The news about my boss, Andy, giving his two-week notice spread like wild fire in the department. Everyone who reported to him was apprehensive about what the next guy was going to be like.
Is the new guy going to be better or worse than Andy? Everybody was concerned about how this change would affect them, including other managers that worked with Andy.
Weeks later after Andy was gone, as I was working on the production floor, one of the technicians came up to me and said, “So I heard you have a new boss now.”
“Do I?” I inspected some plastic parts coming off a molding machine.
“You didn’t get the news yet?
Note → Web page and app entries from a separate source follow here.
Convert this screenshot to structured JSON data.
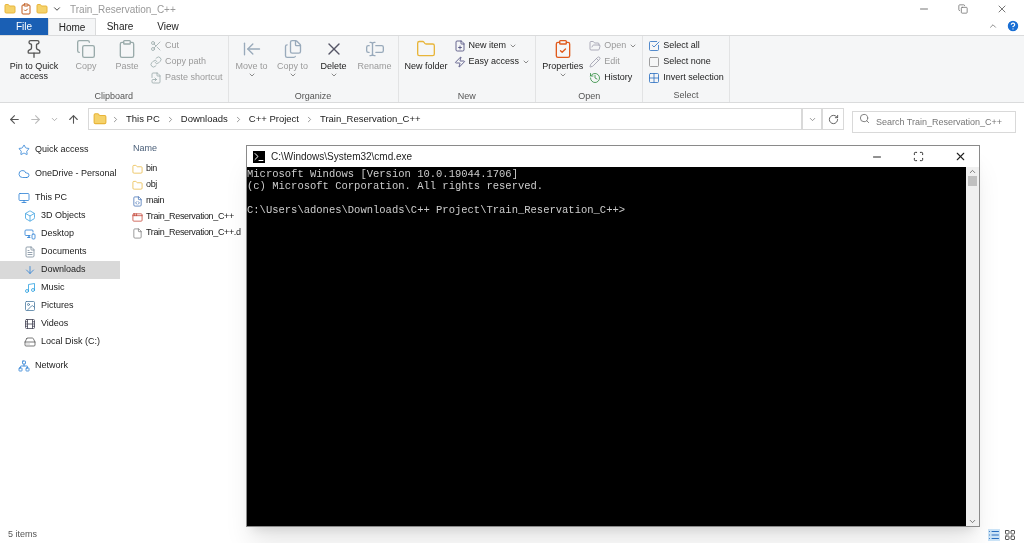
{
  "window": {
    "title": "Train_Reservation_C++"
  },
  "tabs": [
    {
      "label": "File",
      "kind": "file",
      "selected": false
    },
    {
      "label": "Home",
      "kind": "tab",
      "selected": true
    },
    {
      "label": "Share",
      "kind": "tab",
      "selected": false
    },
    {
      "label": "View",
      "kind": "tab",
      "selected": false
    }
  ],
  "ribbon": [
    {
      "label": "Clipboard",
      "buttons": [
        {
          "kind": "large",
          "label": "Pin to Quick access",
          "disabled": false,
          "menu": false
        },
        {
          "kind": "large",
          "label": "Copy",
          "disabled": true,
          "menu": false
        },
        {
          "kind": "large",
          "label": "Paste",
          "disabled": true,
          "menu": false
        },
        {
          "kind": "stack",
          "items": [
            {
              "label": "Cut",
              "disabled": true,
              "menu": false
            },
            {
              "label": "Copy path",
              "disabled": true,
              "menu": false
            },
            {
              "label": "Paste shortcut",
              "disabled": true,
              "menu": false
            }
          ]
        }
      ]
    },
    {
      "label": "Organize",
      "buttons": [
        {
          "kind": "large",
          "label": "Move to",
          "disabled": true,
          "menu": true
        },
        {
          "kind": "large",
          "label": "Copy to",
          "disabled": true,
          "menu": true
        },
        {
          "kind": "large",
          "label": "Delete",
          "disabled": false,
          "menu": true
        },
        {
          "kind": "large",
          "label": "Rename",
          "disabled": true,
          "menu": false
        }
      ]
    },
    {
      "label": "New",
      "buttons": [
        {
          "kind": "large",
          "label": "New folder",
          "disabled": false,
          "menu": false
        },
        {
          "kind": "stack",
          "items": [
            {
              "label": "New item",
              "disabled": false,
              "menu": true
            },
            {
              "label": "Easy access",
              "disabled": false,
              "menu": true
            }
          ]
        }
      ]
    },
    {
      "label": "Open",
      "buttons": [
        {
          "kind": "large",
          "label": "Properties",
          "disabled": false,
          "menu": true
        },
        {
          "kind": "stack",
          "items": [
            {
              "label": "Open",
              "disabled": true,
              "menu": true
            },
            {
              "label": "Edit",
              "disabled": true,
              "menu": false
            },
            {
              "label": "History",
              "disabled": false,
              "menu": false
            }
          ]
        }
      ]
    },
    {
      "label": "Select",
      "buttons": [
        {
          "kind": "stack",
          "items": [
            {
              "label": "Select all",
              "disabled": false,
              "menu": false
            },
            {
              "label": "Select none",
              "disabled": false,
              "menu": false
            },
            {
              "label": "Invert selection",
              "disabled": false,
              "menu": false
            }
          ]
        }
      ]
    }
  ],
  "address": {
    "crumbs": [
      "This PC",
      "Downloads",
      "C++ Project",
      "Train_Reservation_C++"
    ]
  },
  "search": {
    "placeholder": "Search Train_Reservation_C++"
  },
  "nav": [
    {
      "label": "Quick access",
      "selected": false
    },
    {
      "label": "OneDrive - Personal",
      "selected": false
    },
    {
      "label": "This PC",
      "selected": false,
      "children": [
        {
          "label": "3D Objects",
          "selected": false
        },
        {
          "label": "Desktop",
          "selected": false
        },
        {
          "label": "Documents",
          "selected": false
        },
        {
          "label": "Downloads",
          "selected": true
        },
        {
          "label": "Music",
          "selected": false
        },
        {
          "label": "Pictures",
          "selected": false
        },
        {
          "label": "Videos",
          "selected": false
        },
        {
          "label": "Local Disk (C:)",
          "selected": false
        }
      ]
    },
    {
      "label": "Network",
      "selected": false
    }
  ],
  "columns": [
    "Name"
  ],
  "files": [
    {
      "name": "bin",
      "kind": "folder"
    },
    {
      "name": "obj",
      "kind": "folder"
    },
    {
      "name": "main",
      "kind": "source"
    },
    {
      "name": "Train_Reservation_C++",
      "kind": "app"
    },
    {
      "name": "Train_Reservation_C++.d",
      "kind": "file"
    }
  ],
  "status_bar": {
    "count": "5 items"
  },
  "console": {
    "title": "C:\\Windows\\System32\\cmd.exe",
    "blocks": [
      [
        "Microsoft Windows [Version 10.0.19044.1706]",
        "(c) Microsoft Corporation. All rights reserved."
      ],
      [
        "C:\\Users\\adones\\Downloads\\C++ Project\\Train_Reservation_C++>"
      ]
    ]
  }
}
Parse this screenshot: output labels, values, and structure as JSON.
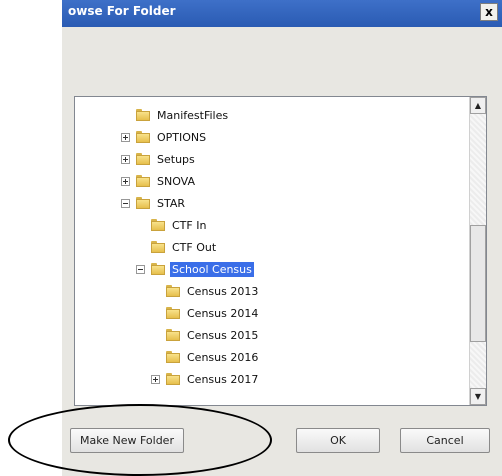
{
  "dialog": {
    "title": "owse For Folder",
    "close_label": "x"
  },
  "tree": {
    "items": [
      {
        "label": "ManifestFiles",
        "expander": "none"
      },
      {
        "label": "OPTIONS",
        "expander": "plus"
      },
      {
        "label": "Setups",
        "expander": "plus"
      },
      {
        "label": "SNOVA",
        "expander": "plus"
      },
      {
        "label": "STAR",
        "expander": "minus"
      },
      {
        "label": "CTF In",
        "expander": "none"
      },
      {
        "label": "CTF Out",
        "expander": "none"
      },
      {
        "label": "School Census",
        "expander": "minus",
        "selected": true
      },
      {
        "label": "Census 2013",
        "expander": "none"
      },
      {
        "label": "Census 2014",
        "expander": "none"
      },
      {
        "label": "Census 2015",
        "expander": "none"
      },
      {
        "label": "Census 2016",
        "expander": "none"
      },
      {
        "label": "Census 2017",
        "expander": "plus"
      }
    ]
  },
  "buttons": {
    "make_new_folder": "Make New Folder",
    "ok": "OK",
    "cancel": "Cancel"
  },
  "scrollbar": {
    "up_icon": "up-arrow-icon",
    "down_icon": "down-arrow-icon"
  },
  "colors": {
    "titlebar": "#2a5bb3",
    "selection": "#3a6ee8",
    "dialog_bg": "#e8e7e2"
  }
}
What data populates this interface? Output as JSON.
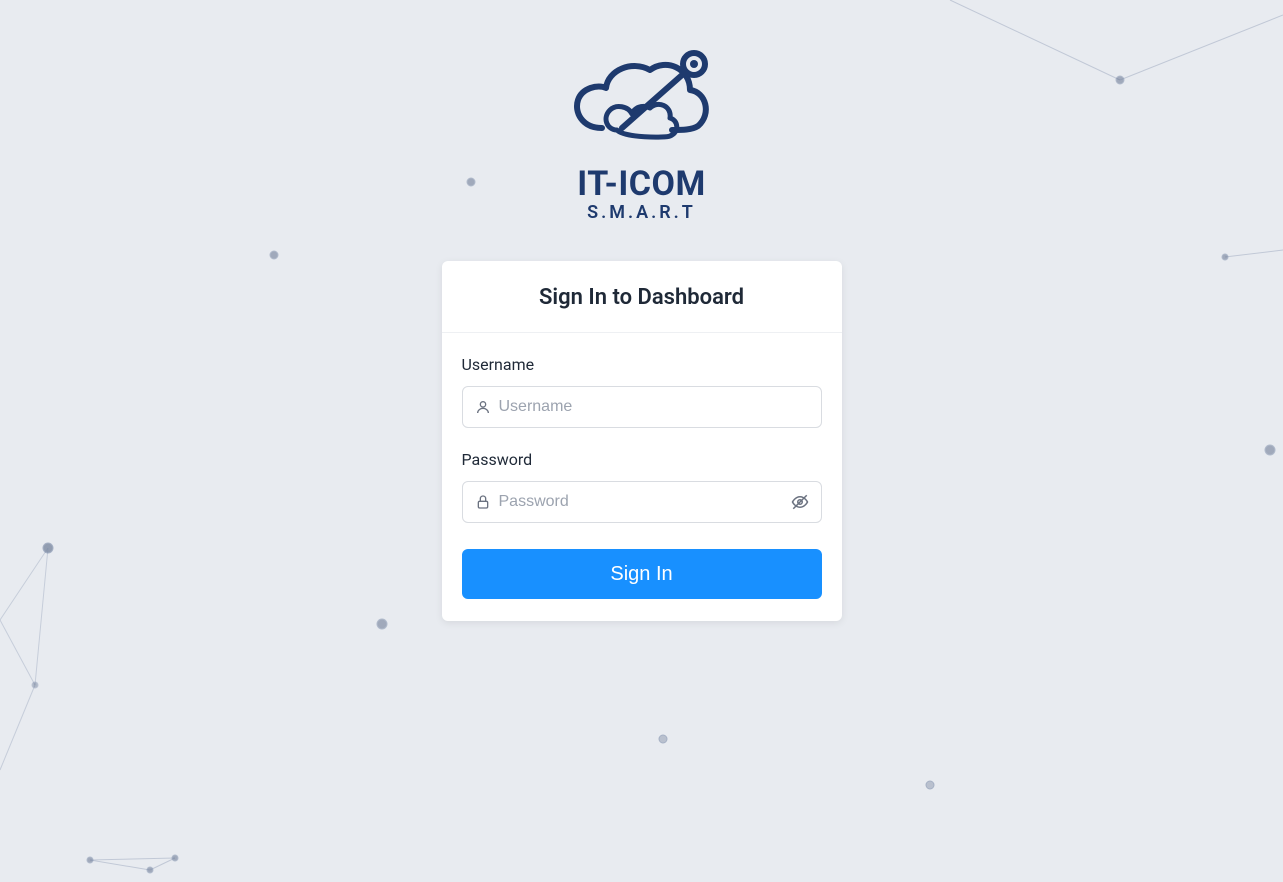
{
  "logo": {
    "title": "IT-ICOM",
    "subtitle": "S.M.A.R.T"
  },
  "card": {
    "title": "Sign In to Dashboard"
  },
  "form": {
    "username_label": "Username",
    "username_placeholder": "Username",
    "password_label": "Password",
    "password_placeholder": "Password",
    "signin_label": "Sign In"
  }
}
You and I will both be working for Shawn now,” he said as he scrunched up his face in discontent.
“Is is that bad?” I inquired.
“I don’t know how much you’ve worked with him, but he doesn’t deserve to be a manager,” he added, “The stars were lined up just right for him and the timing of it was right; that’s the only reason why he got to become a manager.”
Years later, I asked my audience at a speaking event: if they believed that everything, every single thing that they have in their life was because of their action. Some of them agreed, others did not.
Look at the above scenario. Andy made a clear conscious decision to quit and move somewhere else. So Andy created what he wanted through his action. However, Andy’s action also resulted in creating a vacant spot in the department. It’ll be foolish to say that Shawn intended that.
Did Shawn get the position because of his own action?
Some might argue that just like Andy, Shawn made a conscious decision of taking the position, so he created what he wanted through his action. Yes. But one intricate component of this scenario is that the decision made by one person (Andy) impacted what the other person (Shawn) got. That is referred to as destiny by some and opportunity by others.
Every one of us experiences this phenomenon in our personal relationships or professional careers at some point of time in our life. That relationship that you so deeply desired with someone, but it never worked out. The job or career that you so yearned for, but you ultimately ended up doing something that you had never dreamed of. Perhaps there is a component that we don’t have a control over: people and events both, which changes what we end up with.
No matter what you call it: destiny or opportunity, taking action is what ultimately makes destiny or opportunity a reality. Whether the result in what you expected or not—take action.